[31] Regional mean residual flux over China decreased at a rate of 11 W m−2 per decade prior to 1990. Because there was near-zero change in cloud cover and SW CCRE during this period, the most plausible explanation for the solar “dimming” is a large increase in the number of anthropogenic aerosol particles that either directly scattered and absorbed radiation or possibly also indirectly enhanced cloud albedo by increasing the number of cloud condensation nuclei and cloud droplets [e.g., Twomey et al., 1984; Radke et al., 1989]. Although Zhai and Eskridge [1997] report that precipitable water increased over China by about 1 mm per decade between 1970 and 1990, a change of this magnitude is too small to be a substantial contributor to the observed solar “dimming” (e.g., Ohvril et al. [2009] and a simple calculation using the method of Lacis and Hansen [1974]).

[32] The decline in solar radiation over China reverses around 1990, and between 1990 and 2002, all-sky flux rises at a rate of about 4 W m−2 per decade.

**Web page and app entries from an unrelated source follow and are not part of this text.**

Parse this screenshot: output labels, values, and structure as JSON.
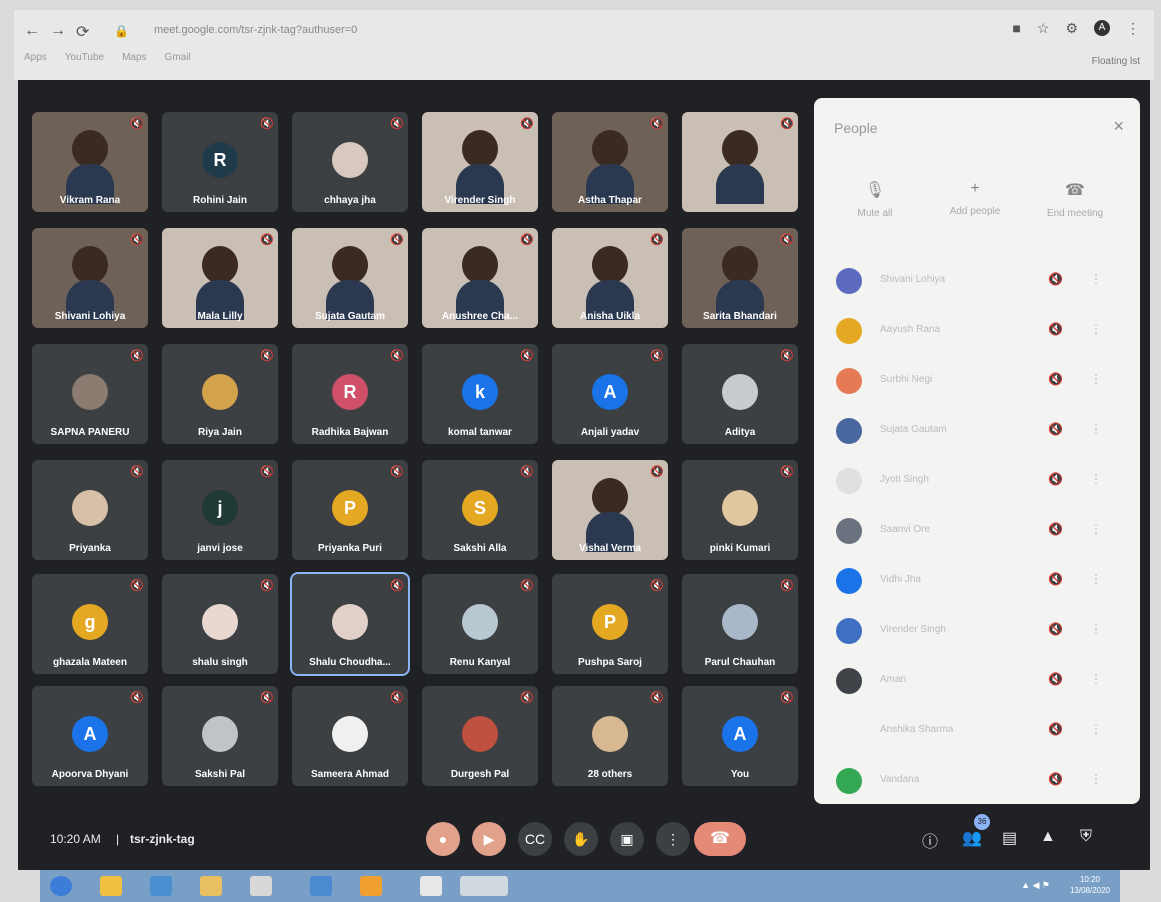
{
  "browser": {
    "url": "meet.google.com/tsr-zjnk-tag?authuser=0",
    "bookmarks": [
      "Apps",
      "YouTube",
      "Maps",
      "Gmail"
    ],
    "floating_label": "Floating lst",
    "profile_initial": "A"
  },
  "meeting": {
    "time": "10:20 AM",
    "separator": "|",
    "code": "tsr-zjnk-tag"
  },
  "tiles": [
    {
      "name": "Vikram Rana",
      "type": "video"
    },
    {
      "name": "Rohini Jain",
      "type": "avatar",
      "initial": "R",
      "color": "#1f3a4a"
    },
    {
      "name": "chhaya jha",
      "type": "avatar-photo",
      "initial": "",
      "color": "#d8c8c0"
    },
    {
      "name": "Virender Singh",
      "type": "video",
      "light": true
    },
    {
      "name": "Astha Thapar",
      "type": "video"
    },
    {
      "name": "",
      "type": "video",
      "light": true
    },
    {
      "name": "Shivani Lohiya",
      "type": "video"
    },
    {
      "name": "Mala Lilly",
      "type": "video",
      "light": true
    },
    {
      "name": "Sujata Gautam",
      "type": "video",
      "light": true
    },
    {
      "name": "Anushree Cha...",
      "type": "video",
      "light": true
    },
    {
      "name": "Anisha Uikla",
      "type": "video",
      "light": true
    },
    {
      "name": "Sarita Bhandari",
      "type": "video"
    },
    {
      "name": "SAPNA PANERU",
      "type": "avatar-photo",
      "initial": "",
      "color": "#8a7a70"
    },
    {
      "name": "Riya Jain",
      "type": "avatar-photo",
      "initial": "",
      "color": "#d4a44c"
    },
    {
      "name": "Radhika Bajwan",
      "type": "avatar",
      "initial": "R",
      "color": "#d0506a"
    },
    {
      "name": "komal tanwar",
      "type": "avatar",
      "initial": "k",
      "color": "#1a73e8"
    },
    {
      "name": "Anjali yadav",
      "type": "avatar",
      "initial": "A",
      "color": "#1a73e8"
    },
    {
      "name": "Aditya",
      "type": "avatar-photo",
      "initial": "",
      "color": "#c8ccd0"
    },
    {
      "name": "Priyanka",
      "type": "avatar-photo",
      "initial": "",
      "color": "#d8c0a8"
    },
    {
      "name": "janvi jose",
      "type": "avatar",
      "initial": "j",
      "color": "#1f3a36"
    },
    {
      "name": "Priyanka Puri",
      "type": "avatar",
      "initial": "P",
      "color": "#e5a823"
    },
    {
      "name": "Sakshi Alla",
      "type": "avatar",
      "initial": "S",
      "color": "#e5a823"
    },
    {
      "name": "Vishal Verma",
      "type": "video",
      "light": true
    },
    {
      "name": "pinki Kumari",
      "type": "avatar-photo",
      "initial": "",
      "color": "#e0c8a0"
    },
    {
      "name": "ghazala Mateen",
      "type": "avatar",
      "initial": "g",
      "color": "#e5a823"
    },
    {
      "name": "shalu singh",
      "type": "avatar-photo",
      "initial": "",
      "color": "#e8d8d0"
    },
    {
      "name": "Shalu Choudha...",
      "type": "avatar-photo",
      "initial": "",
      "color": "#e0d0c8",
      "active": true
    },
    {
      "name": "Renu Kanyal",
      "type": "avatar-photo",
      "initial": "",
      "color": "#b8c8d0"
    },
    {
      "name": "Pushpa Saroj",
      "type": "avatar",
      "initial": "P",
      "color": "#e5a823"
    },
    {
      "name": "Parul Chauhan",
      "type": "avatar-photo",
      "initial": "",
      "color": "#a8b8c8"
    },
    {
      "name": "Apoorva Dhyani",
      "type": "avatar",
      "initial": "A",
      "color": "#1a73e8"
    },
    {
      "name": "Sakshi Pal",
      "type": "avatar-photo",
      "initial": "",
      "color": "#c0c4c8"
    },
    {
      "name": "Sameera Ahmad",
      "type": "avatar-photo",
      "initial": "",
      "color": "#f0f0f0"
    },
    {
      "name": "Durgesh Pal",
      "type": "avatar-photo",
      "initial": "",
      "color": "#c05040"
    },
    {
      "name": "28 others",
      "type": "others",
      "initial": "",
      "color": "#d8b890"
    },
    {
      "name": "You",
      "type": "avatar",
      "initial": "A",
      "color": "#1a73e8"
    }
  ],
  "panel": {
    "title": "People",
    "close": "×",
    "actions": [
      {
        "icon": "mic-off-icon",
        "glyph": "🎙",
        "label": "Mute all"
      },
      {
        "icon": "add-people-icon",
        "glyph": "+",
        "label": "Add people"
      },
      {
        "icon": "end-meeting-icon",
        "glyph": "☎",
        "label": "End meeting"
      }
    ],
    "participants": [
      {
        "name": "Shivani Lohiya",
        "color": "#5c6bc0"
      },
      {
        "name": "Aayush Rana",
        "color": "#e5a823"
      },
      {
        "name": "Surbhi Negi",
        "color": "#e57a55"
      },
      {
        "name": "Sujata Gautam",
        "color": "#4a68a0"
      },
      {
        "name": "Jyoti Singh",
        "color": "#e0e0e0"
      },
      {
        "name": "Saanvi Ore",
        "color": "#6a7280"
      },
      {
        "name": "Vidhi Jha",
        "color": "#1a73e8"
      },
      {
        "name": "Virender Singh",
        "color": "#3f6fc0"
      },
      {
        "name": "Aman",
        "color": "#404448"
      },
      {
        "name": "Anshika Sharma",
        "color": "#f3f3f1"
      },
      {
        "name": "Vandana",
        "color": "#34a853"
      }
    ]
  },
  "controls": {
    "left": [
      "mic-icon",
      "camera-icon",
      "captions-icon",
      "raise-hand-icon",
      "present-icon",
      "more-options-icon"
    ],
    "right": [
      "info-icon",
      "people-icon",
      "chat-icon",
      "activities-icon",
      "security-icon"
    ],
    "people_badge": "36"
  },
  "taskbar": {
    "time": "10:20",
    "date": "13/08/2020"
  }
}
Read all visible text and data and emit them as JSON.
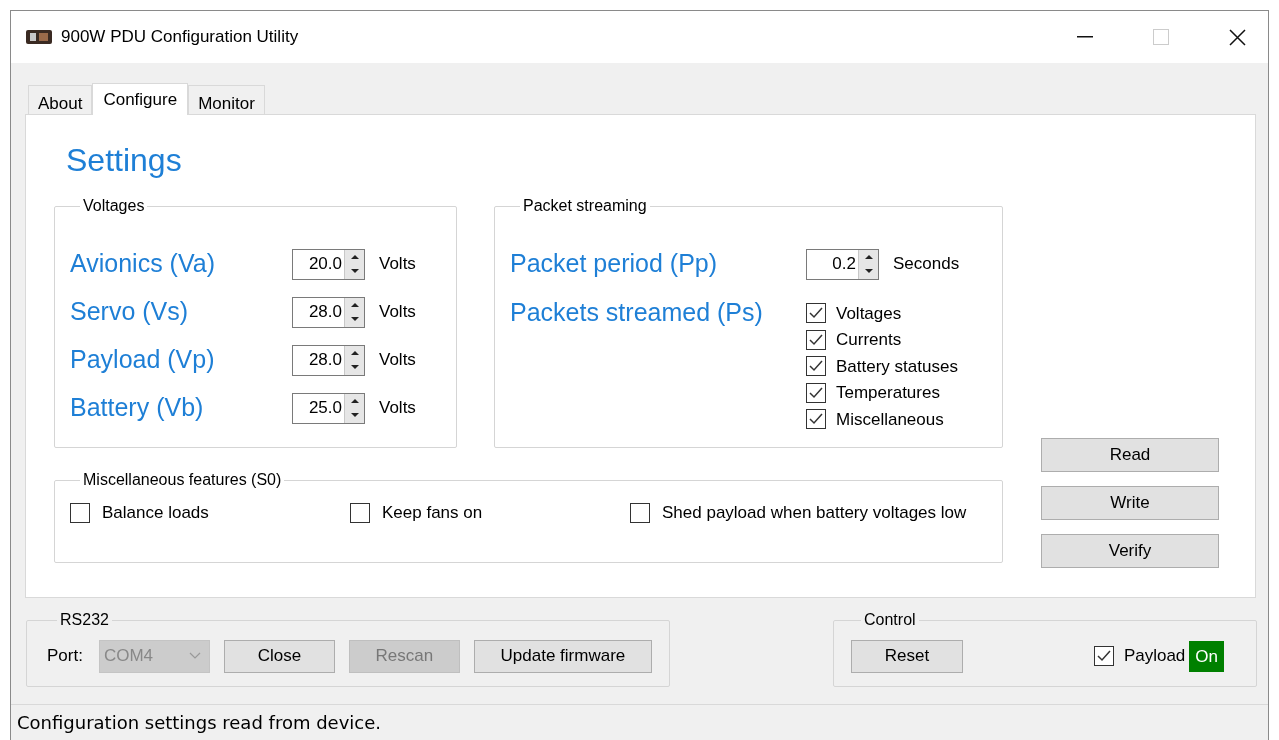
{
  "window": {
    "title": "900W PDU Configuration Utility"
  },
  "tabs": [
    {
      "label": "About",
      "selected": false
    },
    {
      "label": "Configure",
      "selected": true
    },
    {
      "label": "Monitor",
      "selected": false
    }
  ],
  "settings": {
    "title": "Settings"
  },
  "voltages": {
    "title": "Voltages",
    "rows": [
      {
        "label": "Avionics (Va)",
        "value": "20.0",
        "unit": "Volts"
      },
      {
        "label": "Servo (Vs)",
        "value": "28.0",
        "unit": "Volts"
      },
      {
        "label": "Payload (Vp)",
        "value": "28.0",
        "unit": "Volts"
      },
      {
        "label": "Battery (Vb)",
        "value": "25.0",
        "unit": "Volts"
      }
    ]
  },
  "packet_streaming": {
    "title": "Packet streaming",
    "period": {
      "label": "Packet period (Pp)",
      "value": "0.2",
      "unit": "Seconds"
    },
    "streamed": {
      "label": "Packets streamed (Ps)",
      "options": [
        {
          "label": "Voltages",
          "checked": true
        },
        {
          "label": "Currents",
          "checked": true
        },
        {
          "label": "Battery statuses",
          "checked": true
        },
        {
          "label": "Temperatures",
          "checked": true
        },
        {
          "label": "Miscellaneous",
          "checked": true
        }
      ]
    }
  },
  "misc_features": {
    "title": "Miscellaneous features (S0)",
    "options": [
      {
        "label": "Balance loads",
        "checked": false
      },
      {
        "label": "Keep fans on",
        "checked": false
      },
      {
        "label": "Shed payload when battery voltages low",
        "checked": false
      }
    ]
  },
  "actions": [
    "Read",
    "Write",
    "Verify"
  ],
  "rs232": {
    "title": "RS232",
    "port_label": "Port:",
    "port": {
      "value": "COM4",
      "disabled": true
    },
    "buttons": [
      {
        "label": "Close",
        "disabled": false
      },
      {
        "label": "Rescan",
        "disabled": true
      },
      {
        "label": "Update firmware",
        "disabled": false
      }
    ]
  },
  "control": {
    "title": "Control",
    "reset": "Reset",
    "payload": {
      "label": "Payload",
      "checked": true,
      "status": "On",
      "on": true
    }
  },
  "status_bar": "Configuration settings read from device."
}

This enhancement is not statistically significant, and a 2 W m−2 per decade positive trend in estimated SW CCRE indicates that half of the observed increase in all-sky solar flux is actually produced by a decrease in cloud cover. Unlike the case for 1971–1989, the geographical and seasonal pattern of residual flux trends over China for 1990–2002 is not consistent, suggesting that there was not a strong, widespread, and monotonic decrease in anthropogenic aerosol burden during that time period. Recent results indicate that SO2 emission has been increasing and surface solar radiation has been decreasing since 2000 [Streets et al., 2008; Wild et al., 2009].

[33] Regional mean all-sky flux for Japan exhibited a small and statistically insignificant decreasing trend during 1971–1989 that appears to be solely driven by an increase in cloud cover. Although small decadal variations are present, the long-term trend in residual flux between 1971 and 1989 is zero, possibly because decreasing aerosol emissions by Japan were offset by the transport of increasing aerosol emissions by China. Contrastingly, all-sky flux rose at a statistically significant rate of 8 W m−2 per decade between 1990 and 2002. One third of this increase is actually produced by a decrease in cloud cover, as indicated by a 3 W m−2 per decade positive trend in SW CCRE. The post-1990 increase in surface solar radiation over Japanese islands is spatially widespread and has consistent sign across seasons. Like many other regions of the world [Wild et al., 2005], this solar “brightening” is presumably caused by decreasing anthropogenic aerosol over the Japan, but it is not yet clear how this can be reconciled with the lack of correspondingly strong brightening over China.

[34] Taken together, the results for China and Japan suggest that East Asia on average experienced a period of about 5 W m−2 per decade solar “dimming” prior to 1990 followed by a period of about 4 W m−2 per decade solar “brightening.” This temporal pattern resembles that reported by NW2007 for Europe, although East Asia trends have greater magnitude. Anthropogenic aerosol cooling may have partially offset greenhouse warming over much of Eurasia and North America during the 1960s through the 1980s [e.g., Charlson et al., 1991], but the subsequent reduction in aerosol burden since that time is likely to have been responsible for more rapid warming [e.g., Liu et al., 2004; Wild et al., 2007; Ruckstuhl et al., 2008]. As was done for Europe [Ruckstuhl and Norris, 2009], these results can be used to constrain aerosol emission histories provided to global climate models and thus reduce uncertainties in anthropogenic forcing of 20th century climate.


[35] An NSF CAREER award, ATM02–38527, supported the work by J. R. Norris. ISCCP cloud and radiation flux data were obtained from the NASA Goddard Institute for Space Studies ( The authors thank A. Ohmura and H. Gilgen from ETH for building the GEBA database, the Swiss NCCR-Climate for funding data updates, and B. D. Norris for editing the manuscript.